It will, however, be really, really supportive and yet gentle (you’re told to eschew underwires when pregnant). You may even want to sleep in one (even those who have never really been troubled by any kind of bosom can find themselves troubled in this area. One of my friends said the first inkling that she might be pregnant came when she woke up thinking how much it hurt to sleep on her front). The basic version is quite possibly the least sexy item of bed attire ever, but it will render sleeping more comfortable. And for that you will love it. Do try and get one you can use after the birth for nursing purposes. Jojo Maman Bebe and Seraphine are great go-to brands for this.
One of my top pregnancy dressing tips came from Alex, who told me to get myself to a good lingerie department (try Selfridges, John Lewis, Fenwicks, House of Fraser for a variety of brands – or Marks and Spencer), get measured and buy a really nice maternity bra (which will also work for nursing). Elle Macpherson has pretty much corned the market in gorgeous maternity underwear, in my humble opinion.
4. If you’re a dress type, a couple of great dresses will see you through.
You don’t have to buy a maternity dress per se. One of the girls I worked with at Easy Living, who has always rocked a great line in vintage chic, sourced a couple of 70’s dresses from etsy (and very chic she looked, too). I like the look of this Zara number…
If I was going to buy a maternity dress, then, obviously, it would involve stripes.

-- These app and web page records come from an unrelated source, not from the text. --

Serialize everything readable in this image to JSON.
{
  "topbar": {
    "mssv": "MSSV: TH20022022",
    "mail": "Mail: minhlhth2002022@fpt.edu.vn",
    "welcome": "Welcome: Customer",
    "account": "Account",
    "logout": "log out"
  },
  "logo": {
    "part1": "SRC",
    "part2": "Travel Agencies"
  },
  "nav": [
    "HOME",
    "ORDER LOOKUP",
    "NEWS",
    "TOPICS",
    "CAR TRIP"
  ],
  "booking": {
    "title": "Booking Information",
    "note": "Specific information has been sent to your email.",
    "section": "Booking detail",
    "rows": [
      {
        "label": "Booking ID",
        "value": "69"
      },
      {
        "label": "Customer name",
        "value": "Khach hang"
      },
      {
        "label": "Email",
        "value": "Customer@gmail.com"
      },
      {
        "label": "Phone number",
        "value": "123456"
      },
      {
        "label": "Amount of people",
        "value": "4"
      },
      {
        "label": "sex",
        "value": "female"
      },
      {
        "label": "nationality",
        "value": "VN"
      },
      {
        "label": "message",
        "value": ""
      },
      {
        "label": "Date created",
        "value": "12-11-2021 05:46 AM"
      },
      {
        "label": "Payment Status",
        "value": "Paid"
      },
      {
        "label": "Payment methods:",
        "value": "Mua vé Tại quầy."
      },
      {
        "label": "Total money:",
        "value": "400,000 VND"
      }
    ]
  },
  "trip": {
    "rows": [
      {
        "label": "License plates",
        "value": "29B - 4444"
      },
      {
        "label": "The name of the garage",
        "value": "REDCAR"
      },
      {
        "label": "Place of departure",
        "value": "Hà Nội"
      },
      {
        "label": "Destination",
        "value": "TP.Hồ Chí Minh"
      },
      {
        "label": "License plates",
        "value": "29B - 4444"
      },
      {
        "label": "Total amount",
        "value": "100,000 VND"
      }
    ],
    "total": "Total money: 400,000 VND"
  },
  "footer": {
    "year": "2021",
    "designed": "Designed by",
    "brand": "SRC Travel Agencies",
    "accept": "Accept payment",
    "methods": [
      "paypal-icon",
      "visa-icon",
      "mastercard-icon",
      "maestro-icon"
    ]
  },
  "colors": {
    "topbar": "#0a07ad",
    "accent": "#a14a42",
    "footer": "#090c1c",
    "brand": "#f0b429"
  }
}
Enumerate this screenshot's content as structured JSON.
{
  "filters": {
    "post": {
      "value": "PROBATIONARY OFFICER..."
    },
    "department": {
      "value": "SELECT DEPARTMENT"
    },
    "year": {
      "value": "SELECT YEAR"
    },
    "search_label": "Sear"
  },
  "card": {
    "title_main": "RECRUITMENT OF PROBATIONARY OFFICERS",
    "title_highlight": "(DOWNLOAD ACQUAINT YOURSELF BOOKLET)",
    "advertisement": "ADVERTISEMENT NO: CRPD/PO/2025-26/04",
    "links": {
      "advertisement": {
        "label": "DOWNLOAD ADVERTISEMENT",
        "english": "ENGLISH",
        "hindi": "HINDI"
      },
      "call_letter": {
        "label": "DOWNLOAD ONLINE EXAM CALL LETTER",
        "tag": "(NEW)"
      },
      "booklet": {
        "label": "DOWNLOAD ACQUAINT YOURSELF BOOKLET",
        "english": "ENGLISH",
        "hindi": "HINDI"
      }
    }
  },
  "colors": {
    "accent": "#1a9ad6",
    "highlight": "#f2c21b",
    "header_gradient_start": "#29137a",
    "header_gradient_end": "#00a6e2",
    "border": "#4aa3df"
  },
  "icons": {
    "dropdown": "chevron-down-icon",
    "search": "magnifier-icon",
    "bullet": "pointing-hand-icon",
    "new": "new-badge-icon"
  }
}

If you can’t hide it, flaunt it. (Do also check out Isabella Oliver for ultra flattering (unless you are short, like me) maternity black pencil skirts, which would go with everything.) This one from Isabella Oliver is so great it almost makes me want to be pregnant again. (Almost.)

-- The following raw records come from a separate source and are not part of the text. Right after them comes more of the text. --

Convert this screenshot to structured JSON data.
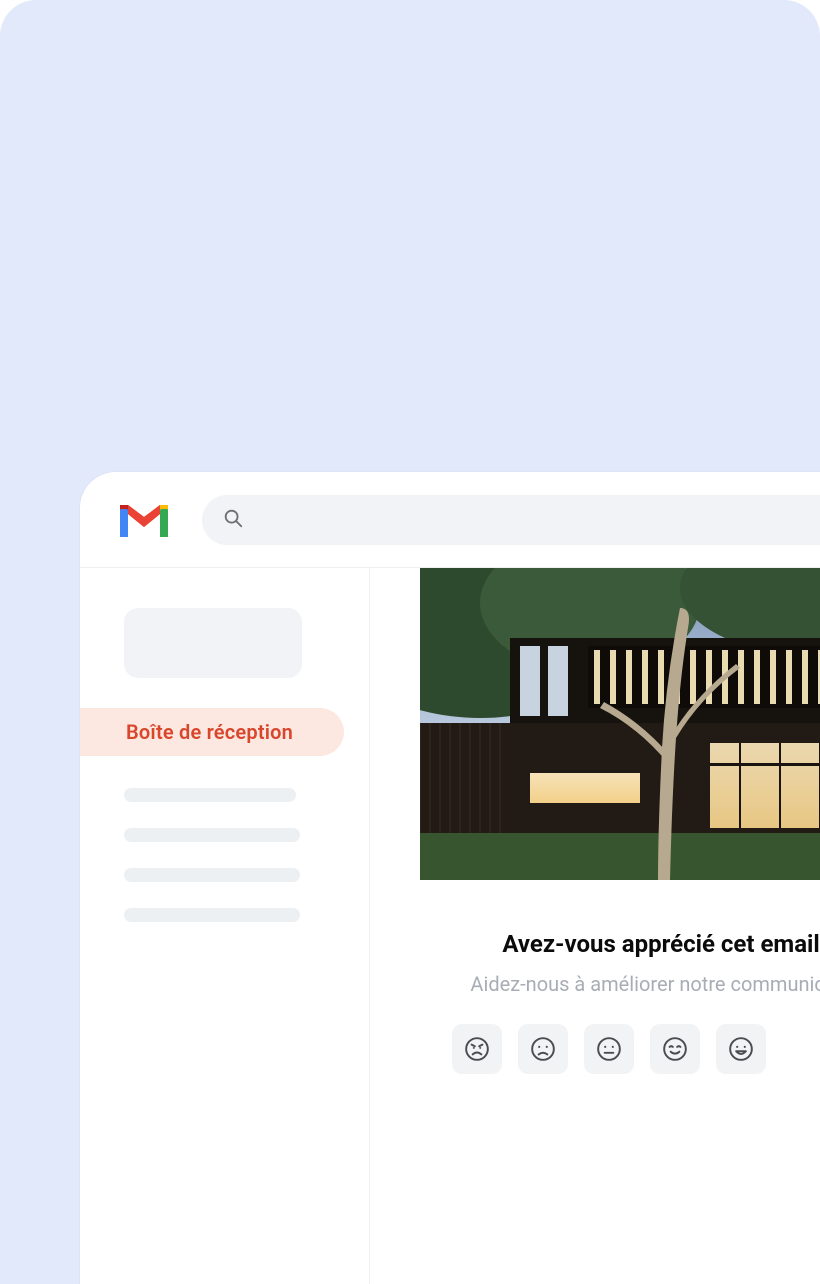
{
  "search": {
    "placeholder": ""
  },
  "sidebar": {
    "active_label": "Boîte de réception"
  },
  "email": {
    "question_title": "Avez-vous apprécié cet email ?",
    "question_sub": "Aidez-nous à améliorer notre communication",
    "faces": [
      {
        "name": "rating-very-bad"
      },
      {
        "name": "rating-bad"
      },
      {
        "name": "rating-neutral"
      },
      {
        "name": "rating-good"
      },
      {
        "name": "rating-very-good"
      }
    ]
  },
  "icons": {
    "logo": "gmail-logo",
    "search": "search-icon"
  }
}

You may have a pregnancy-dressing SOS moment e.g. ‘OMG I have to get dressed up and I thought this pre-preggers dress would fit but it doesn’t and I have NO TIME to shop before the weekend. And I don’t want to spend zillions on a dress I will only wear twice, I want to buy CUTE BABY CLOTHES’. Cue meltdown. In which case, ASOS maternity is a one-stop saviour shop.
5. Do allow yourself a pretty top
It will cheer you up on frumpy bump days. Just layer over a long vest. Any of these would work a treat. I’m afraid none of these could be called budget options.
I must mention Tucker blouses. The prints are beautiful and the shape lends itself perfectly to bump-chic. The very stylish girl I jobshare with wore her Tucker blouses over a long vest when preggers – and very nice she looked, too.
6. Channel Miranda and think open jacket…
….coat, long-line cardigan, whatever. Head to Zara, Uniqlo, Cos and Hush – or try The White Company for long-line, fine knit cardigans if, like Alex, you have an addiction to such items. In fact, ‘channel Miranda’ might not be the worst bump-dressing mantra to adopt altogether.
Images: Topshop, Donna Ida, Trilogy, House of Fraser, Jojo Maman Bebe, Asos, net-a-porter, whistles, Isabella Oliver